• Task brief: Repeat every record below exactly as it appears.

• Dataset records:
Content starts

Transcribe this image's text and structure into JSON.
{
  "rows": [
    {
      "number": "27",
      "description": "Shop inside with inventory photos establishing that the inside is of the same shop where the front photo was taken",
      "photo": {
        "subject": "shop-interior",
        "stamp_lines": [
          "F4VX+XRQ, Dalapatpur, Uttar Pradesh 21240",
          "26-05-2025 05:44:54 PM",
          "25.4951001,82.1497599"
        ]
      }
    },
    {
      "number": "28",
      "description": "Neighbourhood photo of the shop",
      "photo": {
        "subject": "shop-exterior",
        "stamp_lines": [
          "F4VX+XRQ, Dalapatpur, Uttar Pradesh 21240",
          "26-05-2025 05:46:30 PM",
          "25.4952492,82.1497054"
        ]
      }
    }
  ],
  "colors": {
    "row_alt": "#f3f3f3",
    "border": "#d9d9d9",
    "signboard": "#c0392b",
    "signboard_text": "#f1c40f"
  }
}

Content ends

• Solution to this exercise:
Transcribe this image's text and structure into JSON.
{
  "rows": [
    {
      "number": "27",
      "description": "Shop inside with inventory photos establishing that the inside is of the same shop where the front photo was taken",
      "photo": {
        "subject": "shop-interior",
        "stamp_lines": [
          "F4VX+XRQ, Dalapatpur, Uttar Pradesh 21240",
          "26-05-2025 05:44:54 PM",
          "25.4951001,82.1497599"
        ]
      }
    },
    {
      "number": "28",
      "description": "Neighbourhood photo of the shop",
      "photo": {
        "subject": "shop-exterior",
        "stamp_lines": [
          "F4VX+XRQ, Dalapatpur, Uttar Pradesh 21240",
          "26-05-2025 05:46:30 PM",
          "25.4952492,82.1497054"
        ]
      }
    }
  ],
  "colors": {
    "row_alt": "#f3f3f3",
    "border": "#d9d9d9",
    "signboard": "#c0392b",
    "signboard_text": "#f1c40f"
  }
}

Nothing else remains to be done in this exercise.